Resilience, adaptation and transformability of water governance regimes

This project examined recently implemented water sector reforms in Sub-Saharan Africa and Central Asia. Due to climate change water has become an issue of crucial importance, which the governments have to cope with quickly. The aim of the project was to identify strategies contributing to resilience. Possible ways for action are adaption or if necessary transformation at different scales of the social system.

Elke Herrfahrdt-Pähle

2011 - 2013 / Abgeschlossen


Stockholm Resilience Centre
School of Bioresources Engineering and Environmental Hydrology, University of KwaZulu Natal
University of Osnabrück

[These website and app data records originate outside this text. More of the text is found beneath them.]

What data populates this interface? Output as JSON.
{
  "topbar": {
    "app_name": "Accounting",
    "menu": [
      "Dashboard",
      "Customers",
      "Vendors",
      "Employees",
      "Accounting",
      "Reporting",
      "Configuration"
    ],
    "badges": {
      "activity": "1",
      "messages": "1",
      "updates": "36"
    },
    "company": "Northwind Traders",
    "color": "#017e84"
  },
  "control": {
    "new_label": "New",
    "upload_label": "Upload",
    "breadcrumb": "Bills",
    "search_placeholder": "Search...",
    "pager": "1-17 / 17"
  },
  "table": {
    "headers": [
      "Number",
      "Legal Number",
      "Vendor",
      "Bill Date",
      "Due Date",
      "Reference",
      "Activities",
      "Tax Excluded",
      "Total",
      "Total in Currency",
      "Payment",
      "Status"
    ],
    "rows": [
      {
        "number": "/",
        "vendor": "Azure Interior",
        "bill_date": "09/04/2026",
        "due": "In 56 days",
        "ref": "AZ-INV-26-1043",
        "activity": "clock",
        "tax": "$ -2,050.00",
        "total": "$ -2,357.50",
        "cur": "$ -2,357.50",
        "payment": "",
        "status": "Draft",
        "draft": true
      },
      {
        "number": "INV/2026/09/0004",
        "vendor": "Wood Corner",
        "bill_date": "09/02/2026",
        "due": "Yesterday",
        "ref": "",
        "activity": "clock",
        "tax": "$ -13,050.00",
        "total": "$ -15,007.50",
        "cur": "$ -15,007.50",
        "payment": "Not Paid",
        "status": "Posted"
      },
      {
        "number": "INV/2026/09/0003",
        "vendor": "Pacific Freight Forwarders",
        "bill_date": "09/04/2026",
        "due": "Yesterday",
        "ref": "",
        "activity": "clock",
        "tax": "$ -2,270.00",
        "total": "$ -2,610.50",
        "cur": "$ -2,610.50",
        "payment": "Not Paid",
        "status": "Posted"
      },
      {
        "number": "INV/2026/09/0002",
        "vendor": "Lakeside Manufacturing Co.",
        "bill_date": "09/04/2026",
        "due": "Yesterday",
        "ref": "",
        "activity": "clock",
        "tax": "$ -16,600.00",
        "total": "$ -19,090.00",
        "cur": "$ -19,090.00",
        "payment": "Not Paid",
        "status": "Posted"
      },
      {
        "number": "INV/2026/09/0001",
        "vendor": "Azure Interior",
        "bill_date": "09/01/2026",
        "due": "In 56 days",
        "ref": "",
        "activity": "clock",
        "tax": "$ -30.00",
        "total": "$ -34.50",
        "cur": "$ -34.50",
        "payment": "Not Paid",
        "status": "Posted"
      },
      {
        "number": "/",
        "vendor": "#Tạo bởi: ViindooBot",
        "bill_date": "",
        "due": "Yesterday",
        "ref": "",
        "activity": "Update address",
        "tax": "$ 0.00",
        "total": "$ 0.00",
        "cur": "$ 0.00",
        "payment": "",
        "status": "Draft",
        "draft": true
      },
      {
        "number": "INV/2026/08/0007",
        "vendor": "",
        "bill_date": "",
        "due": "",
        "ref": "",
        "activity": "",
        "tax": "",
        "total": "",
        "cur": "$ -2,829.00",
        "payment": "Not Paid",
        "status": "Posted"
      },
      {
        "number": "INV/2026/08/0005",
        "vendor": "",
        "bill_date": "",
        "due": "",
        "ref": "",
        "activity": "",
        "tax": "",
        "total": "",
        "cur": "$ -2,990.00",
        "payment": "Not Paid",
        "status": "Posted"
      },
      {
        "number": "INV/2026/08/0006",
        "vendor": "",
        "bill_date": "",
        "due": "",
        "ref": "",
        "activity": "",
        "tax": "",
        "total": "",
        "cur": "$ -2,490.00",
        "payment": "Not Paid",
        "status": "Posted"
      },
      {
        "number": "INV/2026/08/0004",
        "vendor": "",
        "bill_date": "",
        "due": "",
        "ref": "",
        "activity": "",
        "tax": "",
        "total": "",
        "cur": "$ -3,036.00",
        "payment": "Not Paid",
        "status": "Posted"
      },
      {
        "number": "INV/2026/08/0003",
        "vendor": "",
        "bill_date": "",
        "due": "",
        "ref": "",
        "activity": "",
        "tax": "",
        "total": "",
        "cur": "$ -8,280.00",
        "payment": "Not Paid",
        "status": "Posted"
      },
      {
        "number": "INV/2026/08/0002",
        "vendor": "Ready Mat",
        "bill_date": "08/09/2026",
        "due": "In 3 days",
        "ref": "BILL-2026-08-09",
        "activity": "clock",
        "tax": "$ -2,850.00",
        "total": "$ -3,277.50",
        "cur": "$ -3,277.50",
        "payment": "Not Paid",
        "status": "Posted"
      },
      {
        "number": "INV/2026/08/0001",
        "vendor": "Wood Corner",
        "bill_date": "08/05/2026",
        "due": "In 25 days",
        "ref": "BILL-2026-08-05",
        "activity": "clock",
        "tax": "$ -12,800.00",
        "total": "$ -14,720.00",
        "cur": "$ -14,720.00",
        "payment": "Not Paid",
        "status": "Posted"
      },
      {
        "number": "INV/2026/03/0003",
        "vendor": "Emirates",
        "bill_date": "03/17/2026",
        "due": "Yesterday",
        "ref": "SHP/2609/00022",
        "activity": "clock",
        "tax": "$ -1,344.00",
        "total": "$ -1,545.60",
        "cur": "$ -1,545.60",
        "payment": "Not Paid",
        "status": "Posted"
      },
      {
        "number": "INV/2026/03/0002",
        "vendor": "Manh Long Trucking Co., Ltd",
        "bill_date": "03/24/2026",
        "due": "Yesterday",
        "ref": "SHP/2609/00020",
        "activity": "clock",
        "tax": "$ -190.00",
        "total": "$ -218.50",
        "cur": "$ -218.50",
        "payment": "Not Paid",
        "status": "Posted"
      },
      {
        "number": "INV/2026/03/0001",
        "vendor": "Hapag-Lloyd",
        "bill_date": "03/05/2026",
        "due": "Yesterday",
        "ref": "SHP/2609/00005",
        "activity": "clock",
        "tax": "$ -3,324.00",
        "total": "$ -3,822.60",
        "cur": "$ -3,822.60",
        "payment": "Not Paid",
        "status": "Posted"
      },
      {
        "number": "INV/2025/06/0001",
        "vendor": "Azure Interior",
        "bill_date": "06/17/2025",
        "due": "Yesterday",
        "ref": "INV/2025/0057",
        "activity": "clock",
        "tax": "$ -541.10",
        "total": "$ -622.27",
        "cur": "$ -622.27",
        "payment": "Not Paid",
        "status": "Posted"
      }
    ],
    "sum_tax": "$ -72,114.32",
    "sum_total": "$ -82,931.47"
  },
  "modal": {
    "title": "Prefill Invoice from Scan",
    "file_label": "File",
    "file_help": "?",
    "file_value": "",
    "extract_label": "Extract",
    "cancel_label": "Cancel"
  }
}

The rapid changes in ecological systems brought about by climate change put water resources and water governance regimes under pressure. As a result of changing precipitation patterns and increasing occurrences of droughts and floods, water resources are already highly stressed today in many parts of the world. These changes open up new mismatches between scales and levels of water governance and aggravate existing ones, thus underlining the urgency of learning and building resilience. Adaptation or probably even transformation is required at different scales of the social system in order to keep pace with current and possible future changes in the ecological system.
The project explored recent water governance reforms in Sub-Saharan Africa and Central Asia. The aim was to identify their potential to increase the resilience of water governance regimes by either adapting to the changes brought about by climate change or (if adaptation does not suffice) transforming into more resilient water governance regimes.